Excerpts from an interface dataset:
%%

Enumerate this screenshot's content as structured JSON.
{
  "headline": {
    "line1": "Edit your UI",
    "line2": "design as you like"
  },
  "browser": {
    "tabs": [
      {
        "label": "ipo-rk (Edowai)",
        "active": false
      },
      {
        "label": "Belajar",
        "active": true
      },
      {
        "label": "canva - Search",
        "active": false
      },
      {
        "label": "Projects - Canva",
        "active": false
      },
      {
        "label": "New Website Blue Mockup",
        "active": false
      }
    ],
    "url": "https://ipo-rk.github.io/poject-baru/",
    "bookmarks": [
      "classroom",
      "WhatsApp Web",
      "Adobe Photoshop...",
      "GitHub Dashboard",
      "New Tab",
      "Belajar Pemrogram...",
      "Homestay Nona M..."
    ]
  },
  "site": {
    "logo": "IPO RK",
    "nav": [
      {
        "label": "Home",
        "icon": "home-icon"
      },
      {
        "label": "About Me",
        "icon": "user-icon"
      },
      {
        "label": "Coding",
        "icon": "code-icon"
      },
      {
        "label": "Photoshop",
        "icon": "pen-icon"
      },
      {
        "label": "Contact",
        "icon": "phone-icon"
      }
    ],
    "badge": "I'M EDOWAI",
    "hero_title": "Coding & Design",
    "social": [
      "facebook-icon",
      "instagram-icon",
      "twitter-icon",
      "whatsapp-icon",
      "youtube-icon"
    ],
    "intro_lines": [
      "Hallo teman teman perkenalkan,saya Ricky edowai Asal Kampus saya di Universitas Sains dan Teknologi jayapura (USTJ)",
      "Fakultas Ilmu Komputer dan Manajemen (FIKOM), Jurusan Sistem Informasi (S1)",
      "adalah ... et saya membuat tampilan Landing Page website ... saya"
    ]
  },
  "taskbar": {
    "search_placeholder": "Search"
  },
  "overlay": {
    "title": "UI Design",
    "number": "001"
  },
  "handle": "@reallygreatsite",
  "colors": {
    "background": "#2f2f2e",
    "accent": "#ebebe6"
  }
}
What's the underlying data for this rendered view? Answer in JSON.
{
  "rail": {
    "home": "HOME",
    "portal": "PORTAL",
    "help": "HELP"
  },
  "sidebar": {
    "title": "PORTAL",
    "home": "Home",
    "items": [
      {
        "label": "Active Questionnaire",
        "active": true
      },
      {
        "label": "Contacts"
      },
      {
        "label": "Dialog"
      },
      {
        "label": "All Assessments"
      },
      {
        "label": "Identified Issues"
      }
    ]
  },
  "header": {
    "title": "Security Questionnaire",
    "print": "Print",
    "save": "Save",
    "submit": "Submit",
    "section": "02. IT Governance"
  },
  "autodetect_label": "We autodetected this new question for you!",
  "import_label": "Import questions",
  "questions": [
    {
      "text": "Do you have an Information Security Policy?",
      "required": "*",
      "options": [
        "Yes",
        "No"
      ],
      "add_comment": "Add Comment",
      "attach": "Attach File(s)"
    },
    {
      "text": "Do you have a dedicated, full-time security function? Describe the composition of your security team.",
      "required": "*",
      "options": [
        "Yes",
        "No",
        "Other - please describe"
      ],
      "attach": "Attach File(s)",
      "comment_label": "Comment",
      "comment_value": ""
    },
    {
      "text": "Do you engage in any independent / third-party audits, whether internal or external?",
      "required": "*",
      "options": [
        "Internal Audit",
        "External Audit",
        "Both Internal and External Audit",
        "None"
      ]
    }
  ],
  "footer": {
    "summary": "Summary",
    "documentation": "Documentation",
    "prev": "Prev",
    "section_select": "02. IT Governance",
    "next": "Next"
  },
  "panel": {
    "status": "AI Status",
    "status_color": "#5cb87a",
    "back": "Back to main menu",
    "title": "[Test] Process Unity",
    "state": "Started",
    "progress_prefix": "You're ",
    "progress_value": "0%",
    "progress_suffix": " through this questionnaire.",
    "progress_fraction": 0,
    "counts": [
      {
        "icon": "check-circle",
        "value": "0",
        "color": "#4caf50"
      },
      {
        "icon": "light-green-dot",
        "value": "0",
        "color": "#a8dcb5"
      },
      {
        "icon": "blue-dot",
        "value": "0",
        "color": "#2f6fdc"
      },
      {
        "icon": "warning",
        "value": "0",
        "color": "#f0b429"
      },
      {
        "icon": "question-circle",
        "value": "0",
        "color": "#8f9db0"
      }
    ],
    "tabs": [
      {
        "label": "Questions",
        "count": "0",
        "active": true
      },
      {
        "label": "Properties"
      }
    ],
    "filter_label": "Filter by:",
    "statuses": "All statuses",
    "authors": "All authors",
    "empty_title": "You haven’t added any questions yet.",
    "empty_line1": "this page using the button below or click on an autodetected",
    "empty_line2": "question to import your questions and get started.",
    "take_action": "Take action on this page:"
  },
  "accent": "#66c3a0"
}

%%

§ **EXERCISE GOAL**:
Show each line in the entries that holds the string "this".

§ **TASK RESULT**:
Enumerate this screenshot's content as structured JSON.
What's the underlying data for this rendered view? Answer in JSON.
  "autodetect_label": "We autodetected this new question for you!",
    "progress_suffix": " through this questionnaire.",
    "empty_line1": "this page using the button below or click on an autodetected",
    "take_action": "Take action on this page:"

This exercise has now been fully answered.